* [SOURCE MATERIAL]
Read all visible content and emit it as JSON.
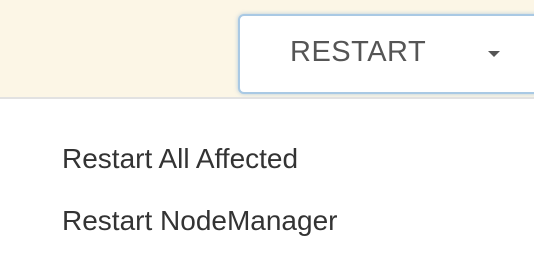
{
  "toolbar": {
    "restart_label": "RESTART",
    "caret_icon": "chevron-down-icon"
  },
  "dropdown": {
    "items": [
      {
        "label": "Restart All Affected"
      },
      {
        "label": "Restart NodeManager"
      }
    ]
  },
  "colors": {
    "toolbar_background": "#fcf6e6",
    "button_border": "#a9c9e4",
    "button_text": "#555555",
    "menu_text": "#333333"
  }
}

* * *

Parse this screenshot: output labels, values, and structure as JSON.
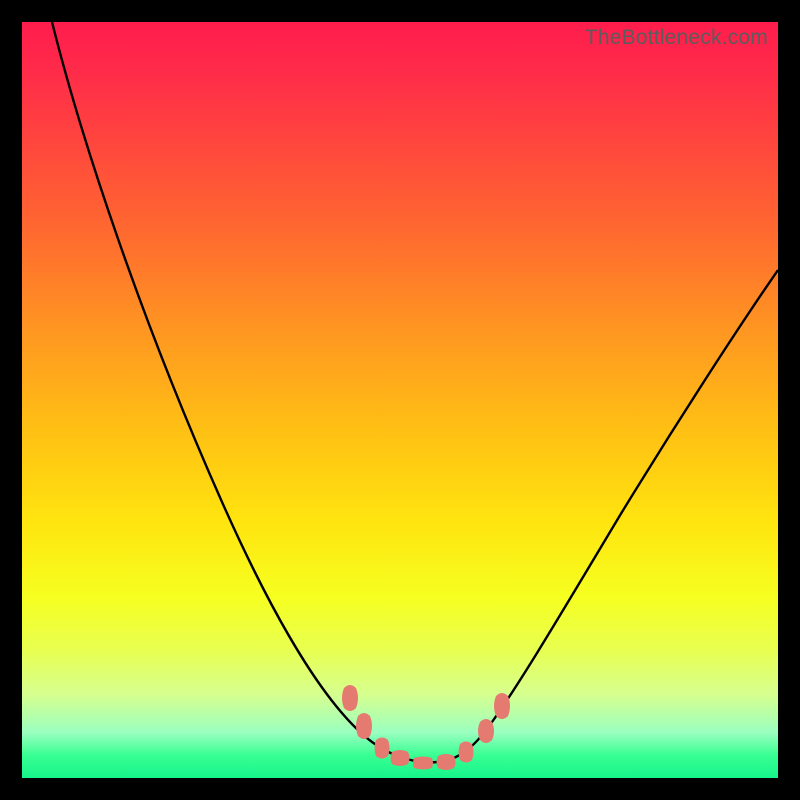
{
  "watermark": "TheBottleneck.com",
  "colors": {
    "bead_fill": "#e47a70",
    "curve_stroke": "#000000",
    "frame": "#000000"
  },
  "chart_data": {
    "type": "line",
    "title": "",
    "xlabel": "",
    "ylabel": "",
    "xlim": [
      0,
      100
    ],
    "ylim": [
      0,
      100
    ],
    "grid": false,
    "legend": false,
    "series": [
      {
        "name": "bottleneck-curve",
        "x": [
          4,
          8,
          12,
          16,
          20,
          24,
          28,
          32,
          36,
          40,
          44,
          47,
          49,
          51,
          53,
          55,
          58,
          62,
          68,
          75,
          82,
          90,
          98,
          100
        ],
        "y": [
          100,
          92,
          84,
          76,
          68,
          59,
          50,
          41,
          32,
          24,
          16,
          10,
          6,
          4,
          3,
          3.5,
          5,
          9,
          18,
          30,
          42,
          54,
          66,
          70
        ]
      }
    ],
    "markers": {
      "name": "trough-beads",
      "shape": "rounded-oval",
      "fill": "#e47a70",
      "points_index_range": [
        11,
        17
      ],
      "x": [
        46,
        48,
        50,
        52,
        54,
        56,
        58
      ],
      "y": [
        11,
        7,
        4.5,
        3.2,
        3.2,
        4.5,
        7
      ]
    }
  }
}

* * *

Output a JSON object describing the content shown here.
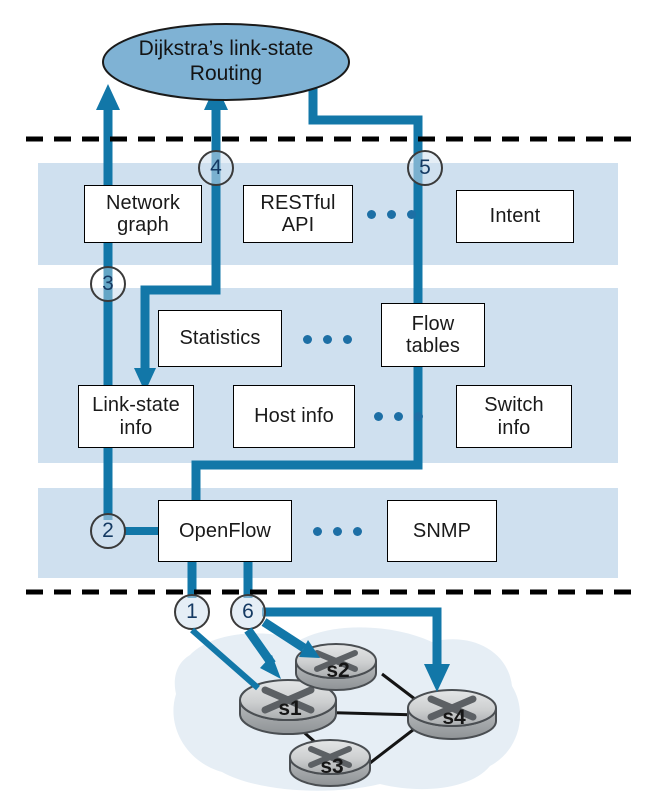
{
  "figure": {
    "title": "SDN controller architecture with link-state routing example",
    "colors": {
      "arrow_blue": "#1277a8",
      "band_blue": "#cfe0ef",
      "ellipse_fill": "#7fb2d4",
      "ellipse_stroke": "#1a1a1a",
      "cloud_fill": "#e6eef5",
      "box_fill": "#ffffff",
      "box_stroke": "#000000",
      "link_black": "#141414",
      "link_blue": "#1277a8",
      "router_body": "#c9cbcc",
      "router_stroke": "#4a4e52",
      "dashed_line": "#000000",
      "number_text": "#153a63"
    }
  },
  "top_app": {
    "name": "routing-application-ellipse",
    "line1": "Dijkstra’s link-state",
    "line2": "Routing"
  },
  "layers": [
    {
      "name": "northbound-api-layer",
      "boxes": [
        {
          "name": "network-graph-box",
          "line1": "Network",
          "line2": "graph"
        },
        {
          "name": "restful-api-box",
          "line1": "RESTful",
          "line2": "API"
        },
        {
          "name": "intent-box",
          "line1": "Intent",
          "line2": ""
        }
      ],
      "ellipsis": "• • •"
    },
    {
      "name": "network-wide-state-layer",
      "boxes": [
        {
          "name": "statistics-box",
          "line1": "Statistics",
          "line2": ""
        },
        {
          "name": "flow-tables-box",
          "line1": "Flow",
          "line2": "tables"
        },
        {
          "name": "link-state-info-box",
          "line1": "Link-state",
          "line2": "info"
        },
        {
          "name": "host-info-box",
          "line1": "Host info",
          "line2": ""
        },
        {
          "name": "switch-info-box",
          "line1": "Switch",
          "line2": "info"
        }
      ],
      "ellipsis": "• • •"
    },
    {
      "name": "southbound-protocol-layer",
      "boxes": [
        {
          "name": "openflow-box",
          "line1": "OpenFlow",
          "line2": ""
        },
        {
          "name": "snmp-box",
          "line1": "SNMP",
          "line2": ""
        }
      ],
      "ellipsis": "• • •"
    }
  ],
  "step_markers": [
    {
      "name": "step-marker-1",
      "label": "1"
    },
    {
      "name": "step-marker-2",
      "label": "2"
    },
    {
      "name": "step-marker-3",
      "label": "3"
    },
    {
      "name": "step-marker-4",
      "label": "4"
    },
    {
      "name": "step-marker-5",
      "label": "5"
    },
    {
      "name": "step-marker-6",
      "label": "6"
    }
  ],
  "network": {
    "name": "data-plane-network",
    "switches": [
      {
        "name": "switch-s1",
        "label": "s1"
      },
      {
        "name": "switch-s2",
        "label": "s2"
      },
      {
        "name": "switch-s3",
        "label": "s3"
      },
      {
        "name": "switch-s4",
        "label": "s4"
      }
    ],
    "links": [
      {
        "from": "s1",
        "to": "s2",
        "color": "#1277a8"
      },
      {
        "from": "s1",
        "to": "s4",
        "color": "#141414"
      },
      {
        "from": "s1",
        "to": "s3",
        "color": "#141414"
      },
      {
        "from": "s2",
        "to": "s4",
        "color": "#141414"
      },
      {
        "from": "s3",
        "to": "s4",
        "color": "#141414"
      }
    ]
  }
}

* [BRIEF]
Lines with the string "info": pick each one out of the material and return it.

* [RESPONSE TO THE TASK]
          "name": "link-state-info-box",
          "line2": "info"
          "name": "host-info-box",
          "line1": "Host info",
          "name": "switch-info-box",
          "line2": "info"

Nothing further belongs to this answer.